I don’t know about you, but my kids are happiest when they are outside exploring, and even more so when exploring something new. The sun warmed their little bodies and they were excited to be able to catch these little bugs and to look at these creatures in all of their exotic weirdness. It was a great way to spend an afternoon. My only regret was that I have severely neglected my insect-related trove of knowledge. When the kids started asking questions, I didn’t have the foggiest notion as to what ladybugs eat, for instance.
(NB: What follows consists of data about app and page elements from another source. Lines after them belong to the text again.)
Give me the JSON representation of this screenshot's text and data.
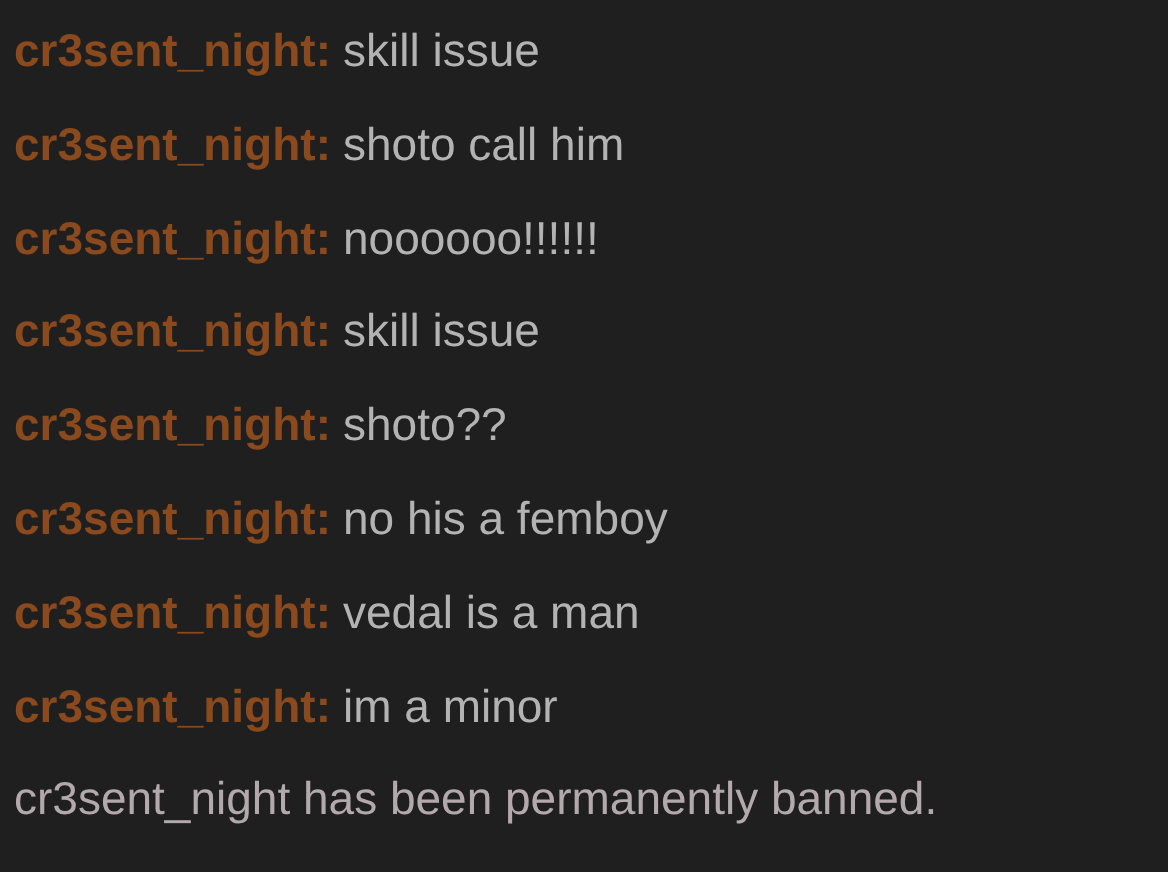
{
  "messages": [
    {
      "user": "cr3sent_night:",
      "text": "skill issue"
    },
    {
      "user": "cr3sent_night:",
      "text": "shoto call him"
    },
    {
      "user": "cr3sent_night:",
      "text": "noooooo!!!!!!"
    },
    {
      "user": "cr3sent_night:",
      "text": "skill issue"
    },
    {
      "user": "cr3sent_night:",
      "text": "shoto??"
    },
    {
      "user": "cr3sent_night:",
      "text": "no his a femboy"
    },
    {
      "user": "cr3sent_night:",
      "text": "vedal is a man"
    },
    {
      "user": "cr3sent_night:",
      "text": "im a minor"
    }
  ],
  "notice": "cr3sent_night has been permanently banned."
}
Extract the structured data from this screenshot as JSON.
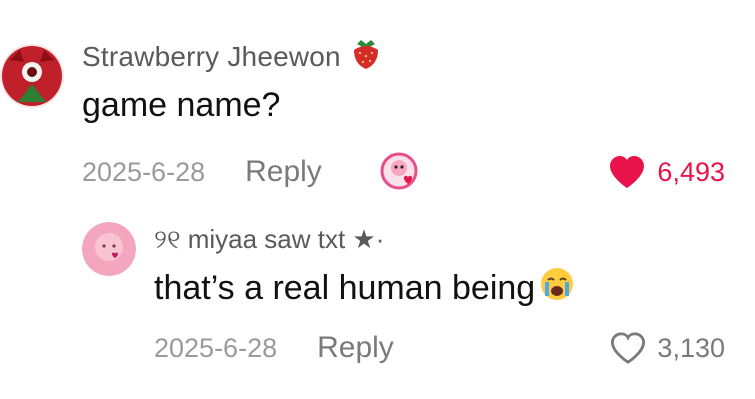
{
  "comment": {
    "author": "Strawberry Jheewon",
    "author_badge_icon": "strawberry-icon",
    "text": "game name?",
    "date": "2025-6-28",
    "reply_label": "Reply",
    "gift_icon": "gift-sticker-icon",
    "likes": "6,493",
    "liked": true,
    "like_color": "#e8134a"
  },
  "reply": {
    "author": "୨୧ miyaa saw txt ★·",
    "text": "that’s a real human being",
    "text_emoji_icon": "crying-face-icon",
    "date": "2025-6-28",
    "reply_label": "Reply",
    "likes": "3,130",
    "liked": false
  }
}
Every opportunity to educate a kid is one that I relish, so I went looking for some books on bugs, and since ladybugs are my favorite, I wanted one about beetles. Which brings us to this fantastic book on the insect family that my red and black spotted bugs belong to…”The Beetle Book” which was written and illustrated by writer Steve Jenkins. Where my knowledge of insects failed me, Jenkins’ book was created with the intention of engaging kids in the bizarre, but wondrous world of the beetle. Jenkins used his signature style of creating intricate insect images from pieces of cutout or torn paper, and with each new version of bug, a fantastic fact to accompany them.
I didn’t know that some beetles are poisonous, for instance, or that the species is comprised of one million different types of the tiny critter. The abilities of the lowly beetle are fascinating, and Jenkins wasted no amount of effort on sorting through insect factoids for the best pieces that will lure kids into learning about all things beetle-y. Jenkins himself had a background in science and graphic art and his books are the perfect blend of the two arenas.
The book has managed to cull the coleopterist (the study of beetles) field, and plucked the best bugs with the best skills for the book. Those beetle sword face things (technically called horns, we learned) alone were fantastic for their various uses. With his science background, he has handpicked the most astounding facts about beetles that kids are going to devour… just like ladybugs do their aphid happy meals.
You can purchase your copy of “The Beetle Book” by clicking here.
Happy beetle exploring!